Prime Value Emerging Opportunities Fund tops performance tables

December 2018

 

The Prime Value Emerging Opportunities Fund is currently topping the tables amongst its peers for performance.

The Fund, which invests in small/micro-cap stocks across the ASX puts just as much effort into ‘managing the downside’ as it does in picking good stocks.

Richard Ivers, portfolio manager for the Prime Value Emerging Opportunities Fund, says the Fund employs a ‘growth at a reasonable price’ (GARP) strategy. “Stock picking has been the driver with a strong emphasis on managing risk.

“We’ve avoided major blow-ups and invested in reasonably priced companies so we’ve weathered the recent sell-down very well. The largest single holding at any point has been 6% and we have avoided some of the riskier sectors such as mining stocks.

“We have backed ourselves by taking largest positions quickly when opportunities arose, and expect more buying opportunities as the market continues to stutter.”

Since Mr Ivers joined Prime Value just six months ago the Prime Value Emerging Opportunities Fund has beaten its index (Emerging Companies Accumulation) by 20% during a challenging time on the markets.

During this period the Fund has delivered a +6.6% return, after all fees, compared with the Emerging Companies Accumulation Index of -13.4%, putting it at the top of its peer group. Since inception in October 2015, the Prime Value Emerging Opportunities Fund has returned 11.3% per annum to investors (to 31 October 2018).

Managing the downside critical to producing returns

The current market correction is a good reminder about how important ‘managing the downside’ is to overall investment returns. “It’s seductive to put too much focus on selecting big winners, but avoiding poor performers is often more influential on returns.”

He said investors must remember the old rule if you lose 50% of your capital, you then need a 100% return just to get back to where you were.

To further demonstrate why investors shouldn’t be complacent about managing the downside, consider a 10% drop in capital requires a 11.1% return to reach the same level as before. Likewise, if it drops 20% you need a 25% gain just to return your original capital.

Mr Ivers said other figures show how a sharp downturn can punish the investment returns you have already made. Consider that:

A 20% fall can wipe out a 25% gain
A 40% fall can wipe out a 67% gain
A 50% fall can wipe out a 100% gain

History shows there are times when stock market indices will fall dramatically. The current correction, from September to December 2018, has wiped 13% from the ASX 200 index.

The most savage example in recent memory occurred during the GFC, when the ASX 200 dropped by close to 50% in a relatively short period.

Mr Ivers said the latest market falls are a good reminder to investors that active investing strategies can add value. “The case for active management strengthens during tough market conditions. There always needs to be a good balance between managing the downside and identifying good buying opportunities.

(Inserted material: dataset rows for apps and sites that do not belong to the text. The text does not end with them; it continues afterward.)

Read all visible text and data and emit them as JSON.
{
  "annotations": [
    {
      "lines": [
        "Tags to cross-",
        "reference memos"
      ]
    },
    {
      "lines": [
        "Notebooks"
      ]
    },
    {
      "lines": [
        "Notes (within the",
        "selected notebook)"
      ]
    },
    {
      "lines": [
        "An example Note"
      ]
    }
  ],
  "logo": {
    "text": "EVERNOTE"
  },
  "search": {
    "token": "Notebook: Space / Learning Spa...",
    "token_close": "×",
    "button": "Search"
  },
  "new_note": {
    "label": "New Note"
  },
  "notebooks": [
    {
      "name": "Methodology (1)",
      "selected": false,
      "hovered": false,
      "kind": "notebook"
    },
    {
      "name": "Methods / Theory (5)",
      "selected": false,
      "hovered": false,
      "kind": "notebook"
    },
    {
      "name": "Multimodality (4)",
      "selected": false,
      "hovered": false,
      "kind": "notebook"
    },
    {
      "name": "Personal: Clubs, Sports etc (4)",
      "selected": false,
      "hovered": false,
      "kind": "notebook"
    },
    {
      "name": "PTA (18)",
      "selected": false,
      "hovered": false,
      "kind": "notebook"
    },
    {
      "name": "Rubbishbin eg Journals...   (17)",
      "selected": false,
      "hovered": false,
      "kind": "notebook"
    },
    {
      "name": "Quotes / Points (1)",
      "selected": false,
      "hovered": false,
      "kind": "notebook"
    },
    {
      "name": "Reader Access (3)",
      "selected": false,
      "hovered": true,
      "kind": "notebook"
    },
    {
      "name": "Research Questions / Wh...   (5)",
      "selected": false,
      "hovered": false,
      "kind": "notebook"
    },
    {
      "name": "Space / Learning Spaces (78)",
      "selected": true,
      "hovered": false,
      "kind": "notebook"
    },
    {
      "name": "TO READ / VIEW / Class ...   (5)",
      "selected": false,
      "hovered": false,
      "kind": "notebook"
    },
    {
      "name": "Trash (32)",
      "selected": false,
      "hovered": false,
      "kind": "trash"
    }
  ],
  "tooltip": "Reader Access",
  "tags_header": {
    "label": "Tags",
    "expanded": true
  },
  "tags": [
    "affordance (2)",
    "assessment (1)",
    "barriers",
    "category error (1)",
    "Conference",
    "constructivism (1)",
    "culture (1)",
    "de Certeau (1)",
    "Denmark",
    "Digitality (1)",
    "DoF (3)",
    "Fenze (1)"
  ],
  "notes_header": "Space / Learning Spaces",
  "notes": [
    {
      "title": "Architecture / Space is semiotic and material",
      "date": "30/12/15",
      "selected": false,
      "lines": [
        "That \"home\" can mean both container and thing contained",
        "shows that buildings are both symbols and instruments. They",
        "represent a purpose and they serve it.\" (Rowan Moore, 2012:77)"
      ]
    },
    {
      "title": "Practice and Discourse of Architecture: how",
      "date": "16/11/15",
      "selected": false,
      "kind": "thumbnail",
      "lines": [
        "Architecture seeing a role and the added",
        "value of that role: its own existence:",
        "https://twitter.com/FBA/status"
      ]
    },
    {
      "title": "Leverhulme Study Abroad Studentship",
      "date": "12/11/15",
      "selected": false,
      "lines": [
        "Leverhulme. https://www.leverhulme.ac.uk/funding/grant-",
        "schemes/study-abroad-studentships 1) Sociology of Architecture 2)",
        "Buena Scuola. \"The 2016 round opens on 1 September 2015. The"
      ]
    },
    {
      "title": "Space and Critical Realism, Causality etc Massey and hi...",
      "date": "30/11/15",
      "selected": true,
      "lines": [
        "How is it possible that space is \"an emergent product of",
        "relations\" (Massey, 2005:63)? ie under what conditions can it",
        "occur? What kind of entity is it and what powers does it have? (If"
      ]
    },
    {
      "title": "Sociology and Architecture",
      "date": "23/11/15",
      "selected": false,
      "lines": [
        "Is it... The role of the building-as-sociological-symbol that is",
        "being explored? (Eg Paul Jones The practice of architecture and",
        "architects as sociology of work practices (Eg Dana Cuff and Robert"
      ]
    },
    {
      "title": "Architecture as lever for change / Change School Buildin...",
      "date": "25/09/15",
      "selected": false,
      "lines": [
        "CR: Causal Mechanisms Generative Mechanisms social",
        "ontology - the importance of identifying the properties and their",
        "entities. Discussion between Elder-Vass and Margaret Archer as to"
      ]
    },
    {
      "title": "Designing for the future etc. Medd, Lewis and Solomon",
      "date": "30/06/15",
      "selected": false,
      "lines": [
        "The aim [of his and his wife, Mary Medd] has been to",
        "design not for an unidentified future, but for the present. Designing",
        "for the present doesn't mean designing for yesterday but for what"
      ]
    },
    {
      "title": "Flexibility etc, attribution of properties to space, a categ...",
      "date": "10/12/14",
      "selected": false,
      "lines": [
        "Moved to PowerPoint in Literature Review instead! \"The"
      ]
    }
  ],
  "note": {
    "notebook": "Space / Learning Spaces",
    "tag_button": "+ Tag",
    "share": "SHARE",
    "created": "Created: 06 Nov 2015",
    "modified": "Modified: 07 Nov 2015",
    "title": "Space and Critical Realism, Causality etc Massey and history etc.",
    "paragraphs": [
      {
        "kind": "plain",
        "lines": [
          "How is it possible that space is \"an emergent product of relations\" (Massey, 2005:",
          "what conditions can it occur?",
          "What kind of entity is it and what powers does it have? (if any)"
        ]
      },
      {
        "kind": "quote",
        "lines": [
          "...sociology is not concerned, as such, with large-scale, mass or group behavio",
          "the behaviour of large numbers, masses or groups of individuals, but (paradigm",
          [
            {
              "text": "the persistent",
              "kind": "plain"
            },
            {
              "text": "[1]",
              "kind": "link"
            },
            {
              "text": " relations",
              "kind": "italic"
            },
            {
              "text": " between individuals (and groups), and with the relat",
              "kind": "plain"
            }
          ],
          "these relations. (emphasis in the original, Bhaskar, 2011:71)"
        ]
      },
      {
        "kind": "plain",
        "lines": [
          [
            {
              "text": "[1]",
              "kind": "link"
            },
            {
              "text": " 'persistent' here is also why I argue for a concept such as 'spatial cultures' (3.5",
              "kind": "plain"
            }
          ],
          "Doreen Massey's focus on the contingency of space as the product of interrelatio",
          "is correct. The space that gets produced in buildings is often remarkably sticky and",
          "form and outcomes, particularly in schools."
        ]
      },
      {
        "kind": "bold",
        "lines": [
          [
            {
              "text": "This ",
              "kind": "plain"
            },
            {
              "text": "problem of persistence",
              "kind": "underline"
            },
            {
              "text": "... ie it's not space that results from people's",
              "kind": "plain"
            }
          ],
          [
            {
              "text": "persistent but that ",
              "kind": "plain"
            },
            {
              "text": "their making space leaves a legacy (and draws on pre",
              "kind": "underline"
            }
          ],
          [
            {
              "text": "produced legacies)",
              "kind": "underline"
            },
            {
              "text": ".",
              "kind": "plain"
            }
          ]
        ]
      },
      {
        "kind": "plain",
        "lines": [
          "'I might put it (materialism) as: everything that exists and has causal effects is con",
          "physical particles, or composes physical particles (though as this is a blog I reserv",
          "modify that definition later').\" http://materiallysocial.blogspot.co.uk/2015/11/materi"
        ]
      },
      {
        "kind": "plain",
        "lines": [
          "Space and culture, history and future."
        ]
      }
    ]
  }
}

“Passive strategies look good when markets are stable and rising, but can be exposed during corrections with a long-lasting impact on performance.”

The Prime Value Emerging Opportunities Fund is currently open to retail investors.